## TO DO:
If a line below contains the string "JSON", copy it out.

## EXCERPTED RECORDS:
::::

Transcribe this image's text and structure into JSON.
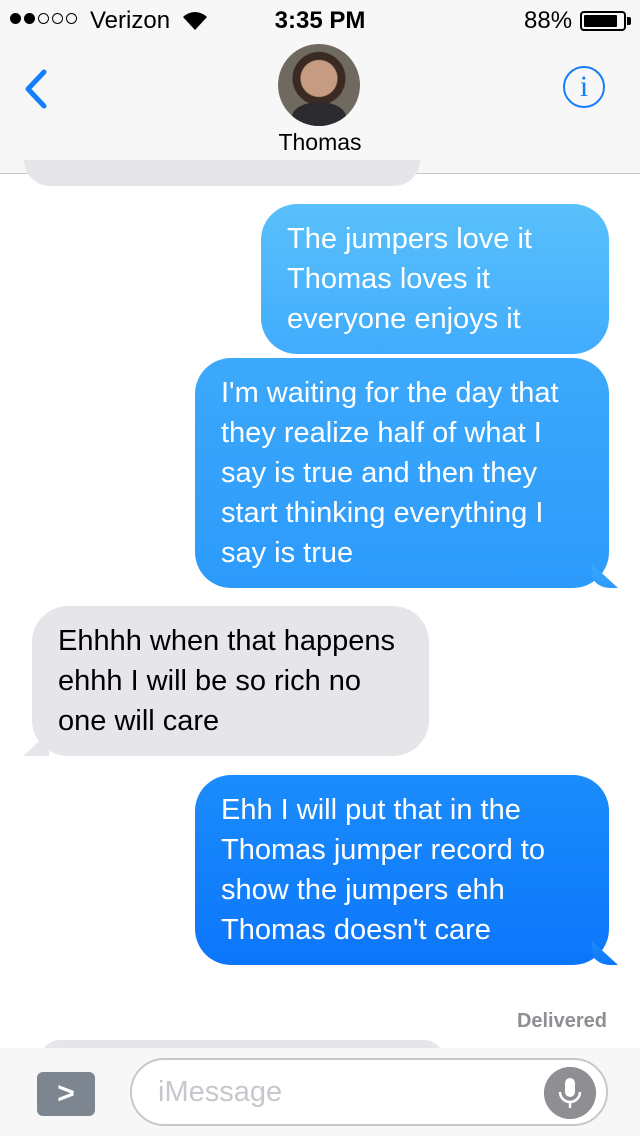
{
  "status_bar": {
    "carrier": "Verizon",
    "time": "3:35 PM",
    "battery_percent": "88%",
    "battery_level": 0.88,
    "signal_bars_filled": 2,
    "signal_bars_total": 5
  },
  "header": {
    "contact_name": "Thomas",
    "info_glyph": "i",
    "back_icon": "chevron-left-icon",
    "accent_color": "#157efb"
  },
  "messages": [
    {
      "direction": "outgoing",
      "text": "The jumpers love it Thomas loves it everyone enjoys it"
    },
    {
      "direction": "outgoing",
      "text": "I'm waiting for the day that they realize half of what I say is true and then they start thinking everything I say is true"
    },
    {
      "direction": "incoming",
      "text": "Ehhhh when that happens ehhh I will be so rich no one will care"
    },
    {
      "direction": "outgoing",
      "text": "Ehh I will put that in the Thomas jumper record to show the jumpers ehh Thomas doesn't care"
    }
  ],
  "delivery_status": "Delivered",
  "composer": {
    "placeholder": "iMessage",
    "expand_glyph": ">"
  },
  "colors": {
    "incoming_bubble": "#e5e5ea",
    "outgoing_bubble": "#157efb",
    "bar_background": "#f7f7f7"
  }
}
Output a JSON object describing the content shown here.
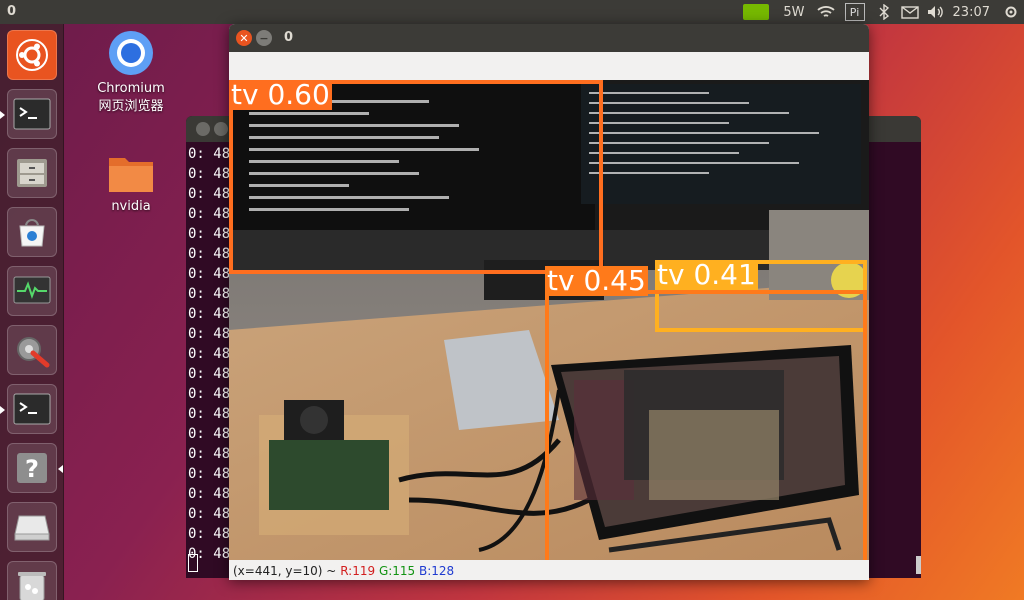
{
  "top_panel": {
    "title": "0",
    "power": "5W",
    "pi_label": "Pi",
    "time": "23:07"
  },
  "launcher": {
    "items": [
      "ubuntu-logo-icon",
      "terminal-icon",
      "files-icon",
      "software-center-icon",
      "system-monitor-icon",
      "settings-icon",
      "terminal-icon",
      "help-icon",
      "drive-icon",
      "trash-icon"
    ]
  },
  "desktop": {
    "icons": [
      {
        "label1": "Chromium",
        "label2": "网页浏览器",
        "icon": "chromium-icon"
      },
      {
        "label1": "nvidia",
        "icon": "folder-icon"
      }
    ]
  },
  "terminal": {
    "lines": [
      "0: 48",
      "0: 48",
      "0: 48",
      "0: 48",
      "0: 48",
      "0: 48",
      "0: 48",
      "0: 48",
      "0: 48",
      "0: 48",
      "0: 48",
      "0: 48",
      "0: 48",
      "0: 48",
      "0: 48",
      "0: 48",
      "0: 48",
      "0: 48",
      "0: 48",
      "0: 48",
      "0: 48"
    ]
  },
  "viewer": {
    "title": "0",
    "status": {
      "coords": "(x=441, y=10) ~",
      "r": "R:119",
      "g": "G:115",
      "b": "B:128"
    }
  },
  "detections": [
    {
      "label": "tv 0.60",
      "color": "#ff6e1f"
    },
    {
      "label": "tv 0.45",
      "color": "#ff7a1a"
    },
    {
      "label": "tv 0.41",
      "color": "#ffb020"
    }
  ]
}
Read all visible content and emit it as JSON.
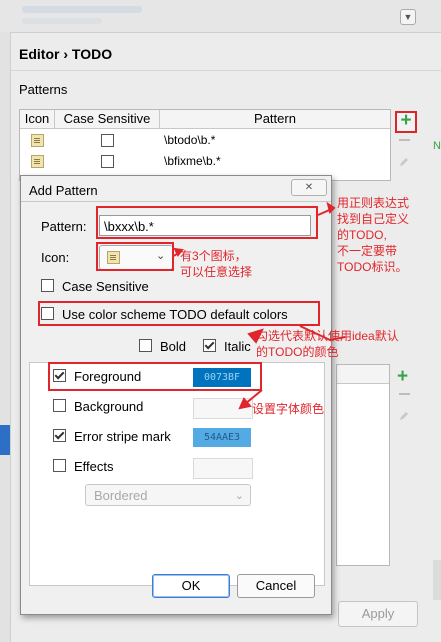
{
  "breadcrumb": {
    "parent": "Editor",
    "separator": "›",
    "current": "TODO"
  },
  "patterns_label": "Patterns",
  "table": {
    "headers": [
      "Icon",
      "Case Sensitive",
      "Pattern"
    ],
    "rows": [
      {
        "pattern": "\\btodo\\b.*"
      },
      {
        "pattern": "\\bfixme\\b.*"
      }
    ]
  },
  "apply_label": "Apply",
  "dialog": {
    "title": "Add Pattern",
    "pattern_label": "Pattern:",
    "pattern_value": "\\bxxx\\b.*",
    "icon_label": "Icon:",
    "case_sensitive_label": "Case Sensitive",
    "use_scheme_label": "Use color scheme TODO default colors",
    "bold_label": "Bold",
    "italic_label": "Italic",
    "foreground_label": "Foreground",
    "foreground_color": "0073BF",
    "background_label": "Background",
    "error_stripe_label": "Error stripe mark",
    "error_stripe_color": "54AAE3",
    "effects_label": "Effects",
    "effects_style": "Bordered",
    "ok_label": "OK",
    "cancel_label": "Cancel"
  },
  "annotations": {
    "pattern_note": "用正则表达式\n找到自己定义\n的TODO,\n不一定要带\nTODO标识。",
    "icon_note": "有3个图标，\n可以任意选择",
    "scheme_note": "勾选代表默认使用idea默认\n的TODO的颜色",
    "foreground_note": "设置字体颜色"
  },
  "colors": {
    "annotation_red": "#e0262c",
    "foreground_swatch": "#0073BF",
    "error_stripe_swatch": "#54AAE3",
    "add_green": "#36a24a"
  }
}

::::

## RESULT OF THIS TASK:
Transcribe this image's text and structure into JSON.
Output a JSON object describing the content shown here.
Read all visible content and emit it as JSON.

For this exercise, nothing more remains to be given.